Tuesday, June 27, 2006

I don't even know who's on the team

Trevor Loundon has new 'joke':

Heard about the new "Doggie Style" for married couples?

Hubby kneels and begs. Wife rolls over and plays dead.
Reminds me of a 'joke' David Farrar posted a few months back:
Q: Why did the man have sex with a mannequin?

A: He just thought she was British :-)
Aren't they just hilarious? Aren't you rolling on the floor splitting your sides with laughter? Isn't the idea that sex is something men do to women just that funny? Don't you find the idea of women having sex they don't want just the most amusing thing ever?

We're told that our bodies are disgusting; we're told to shave, pluck and starve if we're have any hope of anyone ever desiring us; we're told that our desirability is the most important quality we posessess; we're told that having sex makes us a 'slut'; we're told the things we must do to avoid rape; we're told we asked for it; we're told that contraception is our responsibility; we're told it doesn't matter if the pill kills our libido; we're told 1,500 different ways to make sure he enjoys himself; we're told to ignore our desires; and we're told what sex positions will stop us from looking fat.

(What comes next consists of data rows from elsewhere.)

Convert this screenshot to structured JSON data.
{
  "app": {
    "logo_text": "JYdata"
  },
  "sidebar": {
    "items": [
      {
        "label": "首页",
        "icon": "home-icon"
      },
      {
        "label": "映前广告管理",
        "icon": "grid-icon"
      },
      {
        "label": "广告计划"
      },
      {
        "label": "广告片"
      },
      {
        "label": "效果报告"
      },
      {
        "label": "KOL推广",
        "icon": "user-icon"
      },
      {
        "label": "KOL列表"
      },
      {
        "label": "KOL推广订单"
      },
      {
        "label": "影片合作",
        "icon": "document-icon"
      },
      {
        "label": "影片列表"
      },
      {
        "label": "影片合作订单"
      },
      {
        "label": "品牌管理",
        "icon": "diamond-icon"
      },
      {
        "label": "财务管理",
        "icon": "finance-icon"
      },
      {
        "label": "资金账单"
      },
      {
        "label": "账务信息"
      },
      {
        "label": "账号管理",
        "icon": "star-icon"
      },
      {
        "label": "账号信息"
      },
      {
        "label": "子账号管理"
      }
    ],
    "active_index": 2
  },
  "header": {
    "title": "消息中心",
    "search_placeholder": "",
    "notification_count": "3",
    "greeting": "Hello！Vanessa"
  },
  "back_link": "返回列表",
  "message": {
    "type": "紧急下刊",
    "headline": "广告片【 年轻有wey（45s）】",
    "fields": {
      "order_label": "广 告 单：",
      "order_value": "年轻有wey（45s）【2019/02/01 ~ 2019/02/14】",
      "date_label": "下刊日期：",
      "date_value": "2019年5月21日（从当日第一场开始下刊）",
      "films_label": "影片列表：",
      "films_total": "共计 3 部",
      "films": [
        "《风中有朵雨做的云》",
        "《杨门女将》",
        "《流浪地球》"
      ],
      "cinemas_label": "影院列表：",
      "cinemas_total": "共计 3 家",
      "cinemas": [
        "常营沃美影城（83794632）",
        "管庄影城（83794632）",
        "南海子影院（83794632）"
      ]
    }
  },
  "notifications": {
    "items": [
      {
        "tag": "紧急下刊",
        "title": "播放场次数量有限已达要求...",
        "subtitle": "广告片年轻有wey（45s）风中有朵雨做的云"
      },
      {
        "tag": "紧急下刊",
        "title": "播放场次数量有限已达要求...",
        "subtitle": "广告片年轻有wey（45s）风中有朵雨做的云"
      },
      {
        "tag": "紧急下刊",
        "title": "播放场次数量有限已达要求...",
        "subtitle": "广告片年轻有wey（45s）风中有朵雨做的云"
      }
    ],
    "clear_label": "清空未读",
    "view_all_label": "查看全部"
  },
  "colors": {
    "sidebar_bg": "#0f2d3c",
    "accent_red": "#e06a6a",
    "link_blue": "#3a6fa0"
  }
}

Then we're laughed at for not wanting sex enough.

In his speech to Equality Now Joss Whedon said that the misogyny of our culture was sucking something from the soul of every man and woman on the planet. I certainly feel like that today. I'm glad the women involved in the fascinating discussion of sex at Bitch Phd are collectively demonstrating that women are people, even during sex, but unfortunately those discussions don't have the same impact as the 'jokes'.


  1. AMEN. Thank you for this post, Maia. The casual, everyday misogyny of this sort of joke gets on my nerves something chronic - and of course if you say anything about it, people accuse you of having no sense of humour. Well, people can say that if they like. It's just that I happen not to find misogyny funny...

  2. I don't understand why people can't see that this kind of stuff is OBJECTIVELY not funny. You don't have to be a feminist to see that, do you? So depressing :-(

    I was in quite a stupor at work today and ended up sitting in the staffroom through a rant by a colleague about welfare dependency and how the DPB is the worst thing that ever happened to women, with this total subtext of hating women. Then he made an incredibly racist statement and when I said I was leaving and stood up to go he verbally attacked me, incredibly nastily. I told him he was a fucking arsehole and left. I hate that even in my supposedly PC workplace these things happen. I hate that I even work with someone who holds these views, who would make exactly the kind of jokes you have posted. What is wrong with our society that these people are in it and don't understand how offensive and just plain WRONG they are? How could someone have got through as much education as these people have and have so little empathy for people who are not exactly like them?

  3. sorry, typo, the first sentence of my second para, above, is wrong, it should read:

    ...and how the DPB is the worst thing that ever happened to NZ...

    Still in that stupor.

  4. I don't disagree with many of your point here, so I thought I'd throw in something else. It is just a generalisation, I don't have an answer, and I am not attributing blame for it - it's just what is the case for many. It is the product of a culture simply lacking respect for people's personal sovereignty and right to be themselves:

    We're told that our bodies are not beautiful; we're told to be assertive, take charge and make loads of money, if we have any hope of attracting a woman, or play certain sports; we're told that our career success is the most important quality we possess; we're told that having lots of sex with lots of girls makes us a 'stud' and by not doing you’re ‘not a man’; we’re told we must have large penises and be athletic in bed to please women, otherwise they will laugh at us as they share their experiences with other women; we’re told to show feelings and be sensitive, but we’re also not trusted with children alone, as teachers, or even travelling on a plane because we're thought of as potential perverts.

  5. libertyscott - There can be no question (in my mind) that men are affected negatively by patriarchy, just as white people are no doubt affected in many ways by the systemic racism in our society.

    I don't think however (and I'm not saying you do neccessarily either), that it is in any way equatable with the oppression of women that this patriarchal society also enforces, and, of course, being oppressed does not negate the oppression we enact on others.

  6. steve - I haven't seen any man-bashing on here. Don't get confused because your spot on the heirarchy is being challenged.

  7. I always saw those jokes as being about the men being "too horny" and women's ability to use that to control men. Some men might resent how "men's hornyness" effects the supply and demand.

    But I guess you are welcome to oppose it on any grounds you like.

  8. And the second joke is about BRITISH people, not women. It's a racist joke, not a sexist one.

    Actually, I think you'll find it's both racist and sexist. Why take two jokes into the shower when you can get out both your prejudices in one go?

    But then I'm a british female, so I get to be the object of it either way.

  9. Mike, you are not the final arbiter of what is funny and what is not. Just because something is said in jest does not mean there are no consequences from it - that it is somehow unable to wound, or encourage negative views of the object of the joke. Just because I have a different sense of humour to you does not mean I do not have one at all.